(Data items)

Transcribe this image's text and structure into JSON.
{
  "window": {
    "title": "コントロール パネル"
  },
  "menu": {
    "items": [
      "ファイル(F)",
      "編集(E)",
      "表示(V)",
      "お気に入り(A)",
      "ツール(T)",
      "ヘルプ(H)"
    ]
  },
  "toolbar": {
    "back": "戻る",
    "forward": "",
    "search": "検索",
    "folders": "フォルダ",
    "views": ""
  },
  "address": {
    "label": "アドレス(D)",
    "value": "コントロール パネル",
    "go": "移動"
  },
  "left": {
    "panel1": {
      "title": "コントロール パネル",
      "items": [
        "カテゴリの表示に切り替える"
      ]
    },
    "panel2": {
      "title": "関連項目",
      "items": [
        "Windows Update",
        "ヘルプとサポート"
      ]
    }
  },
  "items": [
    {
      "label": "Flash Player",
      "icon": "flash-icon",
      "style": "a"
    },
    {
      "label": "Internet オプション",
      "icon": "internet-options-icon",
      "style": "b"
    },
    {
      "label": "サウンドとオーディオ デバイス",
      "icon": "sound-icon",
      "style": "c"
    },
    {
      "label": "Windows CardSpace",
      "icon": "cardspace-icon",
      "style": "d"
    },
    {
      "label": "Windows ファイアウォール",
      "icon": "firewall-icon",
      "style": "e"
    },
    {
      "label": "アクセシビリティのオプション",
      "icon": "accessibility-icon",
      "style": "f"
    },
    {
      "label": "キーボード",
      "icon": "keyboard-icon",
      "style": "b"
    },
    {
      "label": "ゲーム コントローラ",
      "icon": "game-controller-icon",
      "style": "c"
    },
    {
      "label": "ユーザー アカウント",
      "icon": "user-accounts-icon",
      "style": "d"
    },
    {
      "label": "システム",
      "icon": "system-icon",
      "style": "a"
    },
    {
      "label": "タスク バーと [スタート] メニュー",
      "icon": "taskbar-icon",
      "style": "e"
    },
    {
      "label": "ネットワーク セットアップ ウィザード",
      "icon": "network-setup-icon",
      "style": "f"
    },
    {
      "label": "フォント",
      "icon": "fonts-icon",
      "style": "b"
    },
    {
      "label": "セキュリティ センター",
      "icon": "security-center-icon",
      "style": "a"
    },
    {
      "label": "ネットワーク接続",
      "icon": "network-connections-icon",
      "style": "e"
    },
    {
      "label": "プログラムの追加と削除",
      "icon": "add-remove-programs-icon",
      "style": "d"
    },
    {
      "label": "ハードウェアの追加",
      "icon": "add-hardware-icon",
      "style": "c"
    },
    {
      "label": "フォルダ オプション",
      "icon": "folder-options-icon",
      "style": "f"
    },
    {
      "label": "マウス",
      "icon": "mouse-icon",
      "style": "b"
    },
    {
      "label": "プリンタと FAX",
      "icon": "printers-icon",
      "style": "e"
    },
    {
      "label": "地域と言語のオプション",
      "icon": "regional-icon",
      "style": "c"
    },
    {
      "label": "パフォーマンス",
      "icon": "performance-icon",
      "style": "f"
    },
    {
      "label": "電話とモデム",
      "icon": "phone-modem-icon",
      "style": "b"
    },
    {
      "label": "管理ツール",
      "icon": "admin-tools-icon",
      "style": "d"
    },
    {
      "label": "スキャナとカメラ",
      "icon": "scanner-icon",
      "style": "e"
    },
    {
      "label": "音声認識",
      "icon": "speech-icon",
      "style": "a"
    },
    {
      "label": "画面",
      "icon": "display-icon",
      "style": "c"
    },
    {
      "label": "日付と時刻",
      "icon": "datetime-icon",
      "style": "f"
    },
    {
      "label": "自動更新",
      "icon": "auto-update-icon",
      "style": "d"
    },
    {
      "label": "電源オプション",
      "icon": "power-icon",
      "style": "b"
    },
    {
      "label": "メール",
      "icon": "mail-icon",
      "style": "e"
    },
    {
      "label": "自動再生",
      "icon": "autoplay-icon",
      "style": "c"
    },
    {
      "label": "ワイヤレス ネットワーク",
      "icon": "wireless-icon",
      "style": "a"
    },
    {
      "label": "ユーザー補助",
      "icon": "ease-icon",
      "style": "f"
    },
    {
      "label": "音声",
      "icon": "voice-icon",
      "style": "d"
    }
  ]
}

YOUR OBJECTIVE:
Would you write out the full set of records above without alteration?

ANSWER SECTION:
Transcribe this image's text and structure into JSON.
{
  "window": {
    "title": "コントロール パネル"
  },
  "menu": {
    "items": [
      "ファイル(F)",
      "編集(E)",
      "表示(V)",
      "お気に入り(A)",
      "ツール(T)",
      "ヘルプ(H)"
    ]
  },
  "toolbar": {
    "back": "戻る",
    "forward": "",
    "search": "検索",
    "folders": "フォルダ",
    "views": ""
  },
  "address": {
    "label": "アドレス(D)",
    "value": "コントロール パネル",
    "go": "移動"
  },
  "left": {
    "panel1": {
      "title": "コントロール パネル",
      "items": [
        "カテゴリの表示に切り替える"
      ]
    },
    "panel2": {
      "title": "関連項目",
      "items": [
        "Windows Update",
        "ヘルプとサポート"
      ]
    }
  },
  "items": [
    {
      "label": "Flash Player",
      "icon": "flash-icon",
      "style": "a"
    },
    {
      "label": "Internet オプション",
      "icon": "internet-options-icon",
      "style": "b"
    },
    {
      "label": "サウンドとオーディオ デバイス",
      "icon": "sound-icon",
      "style": "c"
    },
    {
      "label": "Windows CardSpace",
      "icon": "cardspace-icon",
      "style": "d"
    },
    {
      "label": "Windows ファイアウォール",
      "icon": "firewall-icon",
      "style": "e"
    },
    {
      "label": "アクセシビリティのオプション",
      "icon": "accessibility-icon",
      "style": "f"
    },
    {
      "label": "キーボード",
      "icon": "keyboard-icon",
      "style": "b"
    },
    {
      "label": "ゲーム コントローラ",
      "icon": "game-controller-icon",
      "style": "c"
    },
    {
      "label": "ユーザー アカウント",
      "icon": "user-accounts-icon",
      "style": "d"
    },
    {
      "label": "システム",
      "icon": "system-icon",
      "style": "a"
    },
    {
      "label": "タスク バーと [スタート] メニュー",
      "icon": "taskbar-icon",
      "style": "e"
    },
    {
      "label": "ネットワーク セットアップ ウィザード",
      "icon": "network-setup-icon",
      "style": "f"
    },
    {
      "label": "フォント",
      "icon": "fonts-icon",
      "style": "b"
    },
    {
      "label": "セキュリティ センター",
      "icon": "security-center-icon",
      "style": "a"
    },
    {
      "label": "ネットワーク接続",
      "icon": "network-connections-icon",
      "style": "e"
    },
    {
      "label": "プログラムの追加と削除",
      "icon": "add-remove-programs-icon",
      "style": "d"
    },
    {
      "label": "ハードウェアの追加",
      "icon": "add-hardware-icon",
      "style": "c"
    },
    {
      "label": "フォルダ オプション",
      "icon": "folder-options-icon",
      "style": "f"
    },
    {
      "label": "マウス",
      "icon": "mouse-icon",
      "style": "b"
    },
    {
      "label": "プリンタと FAX",
      "icon": "printers-icon",
      "style": "e"
    },
    {
      "label": "地域と言語のオプション",
      "icon": "regional-icon",
      "style": "c"
    },
    {
      "label": "パフォーマンス",
      "icon": "performance-icon",
      "style": "f"
    },
    {
      "label": "電話とモデム",
      "icon": "phone-modem-icon",
      "style": "b"
    },
    {
      "label": "管理ツール",
      "icon": "admin-tools-icon",
      "style": "d"
    },
    {
      "label": "スキャナとカメラ",
      "icon": "scanner-icon",
      "style": "e"
    },
    {
      "label": "音声認識",
      "icon": "speech-icon",
      "style": "a"
    },
    {
      "label": "画面",
      "icon": "display-icon",
      "style": "c"
    },
    {
      "label": "日付と時刻",
      "icon": "datetime-icon",
      "style": "f"
    },
    {
      "label": "自動更新",
      "icon": "auto-update-icon",
      "style": "d"
    },
    {
      "label": "電源オプション",
      "icon": "power-icon",
      "style": "b"
    },
    {
      "label": "メール",
      "icon": "mail-icon",
      "style": "e"
    },
    {
      "label": "自動再生",
      "icon": "autoplay-icon",
      "style": "c"
    },
    {
      "label": "ワイヤレス ネットワーク",
      "icon": "wireless-icon",
      "style": "a"
    },
    {
      "label": "ユーザー補助",
      "icon": "ease-icon",
      "style": "f"
    },
    {
      "label": "音声",
      "icon": "voice-icon",
      "style": "d"
    }
  ]
}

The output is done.